Directions for this task
Once you find a line containing the word "February" in the entries below, copy it.

[Stored data]

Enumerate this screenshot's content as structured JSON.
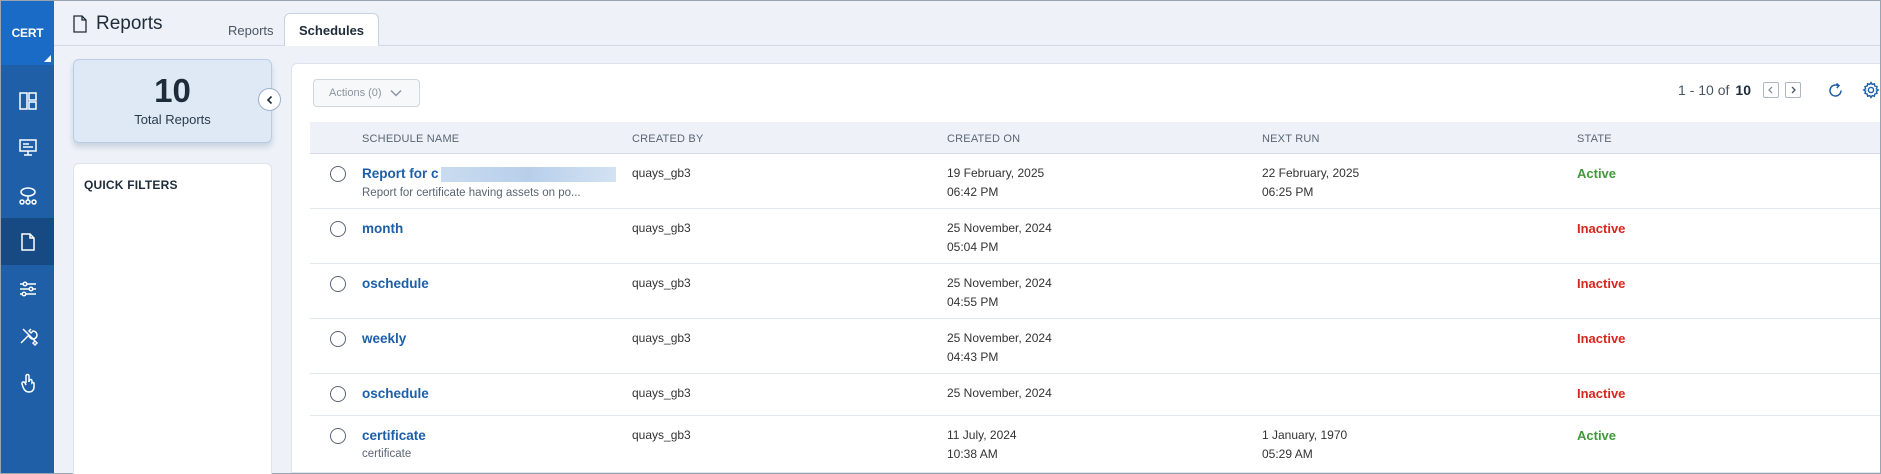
{
  "brand": {
    "label": "CERT"
  },
  "nav": {
    "items": [
      {
        "icon": "dashboard-icon"
      },
      {
        "icon": "monitor-icon"
      },
      {
        "icon": "network-icon"
      },
      {
        "icon": "document-icon",
        "active": true
      },
      {
        "icon": "sliders-icon"
      },
      {
        "icon": "tools-icon"
      },
      {
        "icon": "hand-pointer-icon"
      }
    ]
  },
  "header": {
    "title": "Reports",
    "tabs": [
      {
        "label": "Reports"
      },
      {
        "label": "Schedules",
        "active": true
      }
    ]
  },
  "summary": {
    "count": "10",
    "label": "Total Reports"
  },
  "filters": {
    "title": "QUICK FILTERS"
  },
  "toolbar": {
    "actions_label": "Actions (0)",
    "pager_range": "1 - 10 of",
    "pager_total": "10"
  },
  "table": {
    "headers": [
      "SCHEDULE NAME",
      "CREATED BY",
      "CREATED ON",
      "NEXT RUN",
      "STATE"
    ],
    "rows": [
      {
        "name": "Report for c",
        "redacted": true,
        "desc": "Report for certificate having assets on po...",
        "created_by": "quays_gb3",
        "created_on_date": "19 February, 2025",
        "created_on_time": "06:42 PM",
        "next_run_date": "22 February, 2025",
        "next_run_time": "06:25 PM",
        "state": "Active"
      },
      {
        "name": "month",
        "desc": "",
        "created_by": "quays_gb3",
        "created_on_date": "25 November, 2024",
        "created_on_time": "05:04 PM",
        "next_run_date": "",
        "next_run_time": "",
        "state": "Inactive"
      },
      {
        "name": "oschedule",
        "desc": "",
        "created_by": "quays_gb3",
        "created_on_date": "25 November, 2024",
        "created_on_time": "04:55 PM",
        "next_run_date": "",
        "next_run_time": "",
        "state": "Inactive"
      },
      {
        "name": "weekly",
        "desc": "",
        "created_by": "quays_gb3",
        "created_on_date": "25 November, 2024",
        "created_on_time": "04:43 PM",
        "next_run_date": "",
        "next_run_time": "",
        "state": "Inactive"
      },
      {
        "name": "oschedule",
        "desc": "",
        "created_by": "quays_gb3",
        "created_on_date": "25 November, 2024",
        "created_on_time": "",
        "next_run_date": "",
        "next_run_time": "",
        "state": "Inactive"
      },
      {
        "name": "certificate",
        "desc": "certificate",
        "created_by": "quays_gb3",
        "created_on_date": "11 July, 2024",
        "created_on_time": "10:38 AM",
        "next_run_date": "1 January, 1970",
        "next_run_time": "05:29 AM",
        "state": "Active"
      }
    ]
  },
  "colors": {
    "brand": "#1f5fa8",
    "active": "#3f9a3a",
    "inactive": "#d9261c",
    "link": "#1c5fa8"
  }
}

Answer to the problem
        "created_on_date": "19 February, 2025",
        "next_run_date": "22 February, 2025",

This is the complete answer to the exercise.